Following up on DJM's post recalling that nearly 20 years ago some people in legal academia were already sounding the alarm about skyrocketing debt, here are some estimates of average amount borrowed by law graduates who incurred debt in the 1990s: [Note: All figures have been adjusted for inflation and are expressed in constant 2011 dollars]
These numbers are from a 2002 report on law school graduate debt, put together by the ABA. Now either these numbers are wrong, or the numbers law schools are reporting currently to the ABA are wrong. Consider: law schools claim that the average amount borrowed by law graduates in 2011 was around $105,000 ($125,000 for private law school graduates and $77,000 for public law grads).
In other words, if both of these sets of debt numbers were correct, that would mean there was essentially no growth in law graduate debt, in real terms, between 2000 and 2011. And that's just impossible. Between 2000 and 2011 median private law school tuition increased by 40% in real terms, while median public resident tuition more than doubled in constant dollars.
While "scholarships" (cross-subsidized tuition breaks) have increased, they haven't increased nearly as quickly as tuition, and while it's possible that the average SES of law graduates increased over the past decade, there's no way law school tuition could have risen by, conservatively, an average of 50% in real terms over the past decade, while the average student debt load remained essentially unchanged.
This is especially obvious given that the ABA study found a 72% (!) increase in the average amount borrowed in real terms over just the seven years between 1993 and 2000. (Over this period tuition didn't increase nearly as much in real terms as it did between 2000 and 2011. Between 1993 and 2000 private law school tuition went up by 30% and public resident tuition went up by 53% in constant dollars -- i.e., about half the total increase between 2000 and 2011).
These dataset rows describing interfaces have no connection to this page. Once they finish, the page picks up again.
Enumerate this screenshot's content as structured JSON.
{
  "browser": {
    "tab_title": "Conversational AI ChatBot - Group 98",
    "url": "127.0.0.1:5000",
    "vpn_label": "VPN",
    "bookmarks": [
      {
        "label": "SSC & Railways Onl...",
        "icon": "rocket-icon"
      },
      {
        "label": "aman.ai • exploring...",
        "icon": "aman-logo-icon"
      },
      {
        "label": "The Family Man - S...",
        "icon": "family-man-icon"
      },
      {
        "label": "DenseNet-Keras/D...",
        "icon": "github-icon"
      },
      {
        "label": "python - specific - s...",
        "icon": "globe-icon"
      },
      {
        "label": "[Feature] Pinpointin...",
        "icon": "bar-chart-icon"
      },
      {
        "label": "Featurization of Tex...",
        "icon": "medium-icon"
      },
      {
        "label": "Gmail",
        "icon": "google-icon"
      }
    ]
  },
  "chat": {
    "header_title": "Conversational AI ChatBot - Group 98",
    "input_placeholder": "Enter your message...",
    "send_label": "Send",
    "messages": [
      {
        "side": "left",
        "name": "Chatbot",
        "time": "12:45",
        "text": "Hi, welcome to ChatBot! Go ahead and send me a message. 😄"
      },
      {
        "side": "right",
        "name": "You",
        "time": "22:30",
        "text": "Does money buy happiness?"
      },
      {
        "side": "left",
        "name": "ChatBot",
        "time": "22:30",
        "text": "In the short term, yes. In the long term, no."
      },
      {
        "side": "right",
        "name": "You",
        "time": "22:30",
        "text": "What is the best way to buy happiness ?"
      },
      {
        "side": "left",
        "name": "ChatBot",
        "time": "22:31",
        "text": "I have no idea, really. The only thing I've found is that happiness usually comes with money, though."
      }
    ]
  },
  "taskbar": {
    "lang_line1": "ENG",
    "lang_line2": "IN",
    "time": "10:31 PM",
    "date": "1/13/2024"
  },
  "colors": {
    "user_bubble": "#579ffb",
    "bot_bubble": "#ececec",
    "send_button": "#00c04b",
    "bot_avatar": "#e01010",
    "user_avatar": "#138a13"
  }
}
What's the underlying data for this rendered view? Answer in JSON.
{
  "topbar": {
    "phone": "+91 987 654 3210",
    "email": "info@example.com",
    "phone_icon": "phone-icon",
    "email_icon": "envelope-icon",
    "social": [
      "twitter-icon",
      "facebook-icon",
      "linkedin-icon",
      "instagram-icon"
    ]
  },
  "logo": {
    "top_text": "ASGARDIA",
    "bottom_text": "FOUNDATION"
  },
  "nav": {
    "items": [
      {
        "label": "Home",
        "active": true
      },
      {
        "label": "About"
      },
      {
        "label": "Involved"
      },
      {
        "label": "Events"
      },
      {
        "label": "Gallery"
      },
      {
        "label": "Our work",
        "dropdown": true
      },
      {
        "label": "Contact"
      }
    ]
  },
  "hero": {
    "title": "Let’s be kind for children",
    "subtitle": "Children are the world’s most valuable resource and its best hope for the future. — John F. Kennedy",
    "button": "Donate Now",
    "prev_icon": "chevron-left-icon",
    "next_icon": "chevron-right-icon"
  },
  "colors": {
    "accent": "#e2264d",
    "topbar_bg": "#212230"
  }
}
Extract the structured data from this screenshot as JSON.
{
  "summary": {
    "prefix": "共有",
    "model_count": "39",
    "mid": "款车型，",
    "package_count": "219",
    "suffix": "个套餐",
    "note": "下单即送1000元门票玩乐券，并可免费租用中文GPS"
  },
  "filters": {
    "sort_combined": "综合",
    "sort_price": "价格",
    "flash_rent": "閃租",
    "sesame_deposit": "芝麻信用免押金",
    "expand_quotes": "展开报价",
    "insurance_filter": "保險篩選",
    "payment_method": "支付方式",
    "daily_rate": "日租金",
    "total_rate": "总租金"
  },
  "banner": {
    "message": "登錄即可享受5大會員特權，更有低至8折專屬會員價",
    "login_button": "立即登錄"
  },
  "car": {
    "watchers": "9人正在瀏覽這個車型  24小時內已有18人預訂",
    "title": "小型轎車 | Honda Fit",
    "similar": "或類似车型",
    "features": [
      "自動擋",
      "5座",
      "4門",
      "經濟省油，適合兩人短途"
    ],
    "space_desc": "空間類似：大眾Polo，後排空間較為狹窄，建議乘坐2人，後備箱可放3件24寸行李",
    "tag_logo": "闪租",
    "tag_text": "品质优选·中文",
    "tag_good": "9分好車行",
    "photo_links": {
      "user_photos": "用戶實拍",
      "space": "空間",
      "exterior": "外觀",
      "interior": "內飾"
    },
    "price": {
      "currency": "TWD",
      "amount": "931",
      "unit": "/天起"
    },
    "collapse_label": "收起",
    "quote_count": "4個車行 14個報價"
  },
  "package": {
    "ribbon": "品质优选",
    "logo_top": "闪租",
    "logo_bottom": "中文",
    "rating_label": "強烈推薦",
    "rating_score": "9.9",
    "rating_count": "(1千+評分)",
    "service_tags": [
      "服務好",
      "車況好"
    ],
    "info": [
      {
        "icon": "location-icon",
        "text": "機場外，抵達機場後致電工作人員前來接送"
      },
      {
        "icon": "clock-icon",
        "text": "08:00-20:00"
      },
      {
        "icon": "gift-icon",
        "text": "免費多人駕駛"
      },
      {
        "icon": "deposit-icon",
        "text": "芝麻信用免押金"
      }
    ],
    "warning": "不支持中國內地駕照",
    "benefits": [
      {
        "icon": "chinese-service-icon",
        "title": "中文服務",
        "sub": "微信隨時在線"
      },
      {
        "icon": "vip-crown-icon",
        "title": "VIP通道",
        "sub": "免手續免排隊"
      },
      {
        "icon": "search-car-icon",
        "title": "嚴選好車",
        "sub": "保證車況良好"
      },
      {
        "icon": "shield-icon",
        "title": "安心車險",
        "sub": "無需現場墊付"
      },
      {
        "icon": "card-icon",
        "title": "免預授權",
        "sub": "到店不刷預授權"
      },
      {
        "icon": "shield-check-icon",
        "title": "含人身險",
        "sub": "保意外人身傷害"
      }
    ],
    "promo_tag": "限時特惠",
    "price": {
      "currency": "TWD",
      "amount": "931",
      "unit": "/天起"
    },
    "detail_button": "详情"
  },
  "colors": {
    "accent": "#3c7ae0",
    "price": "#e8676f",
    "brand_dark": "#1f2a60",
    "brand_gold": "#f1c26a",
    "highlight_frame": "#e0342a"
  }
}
So what's going on? Part of the explanation is that when people attempt to calculate law graduate debt figures they get very inconsistent answers. The ABA report itself recognizes this in a footnote: it gives three different estimates for the average amount borrowed by 2000 grads: per its own commissioned study the figure is $77,300 (this is the $100,974 inflation-adjusted figure above). Another independent study put the figure at $84,000; a third came up with an estimate of $62,103, and the schools themselves reported an average amount borrowed of around $58,000 ($70,000 for private law schools and $44,000 for public law schools. Keep in mind that none of these figures account for interest accrued during law school, which at present requires adding about 15% to 20% to average amount borrowed figures to calculate total actual debt at initial repayment).
Interestingly, since the 2002 ABA report there seems to have been no independent study of how much debt law school graduates incur. The only data we have is what the law schools have been reporting to the ABA. And we know there have been serious problems with that reporting process.
This is yet another issue regarding legal education which requires independent auditing by a disinterested party, such as for example the Department of Education. Given that it's funding this whole enterprise, the federal government should get the real numbers before it hands out another $50 billion in law school loans (this is a conservative estimate of how much federal loan money law students are likely to borrow over the course of the next decade).
October LSATs administered
2009 (all-time high): 60,746
2012: 37,780 (Lowest total since 1999)
As a commenter notes, the ratio of applicants to LSAT administrations has declined quite a bit in the last few years, ever since LSAC started allowing law schools to report only a matriculant's highest LSAT score. The result of this has been a big increase in re-taking, as reflected by the following numbers:
Ratio of applicants to administrations: 68.2%
Based on the first two of four administrations in this cycle, the likely total number of LSAT administrations in the cycle will be around 114,000. If the ratio of applicants to administrations is 52%, that means we can expect around 59,200 applicants in the cycle (This is a lower number than the total number of people admitted to ABA schools two years ago).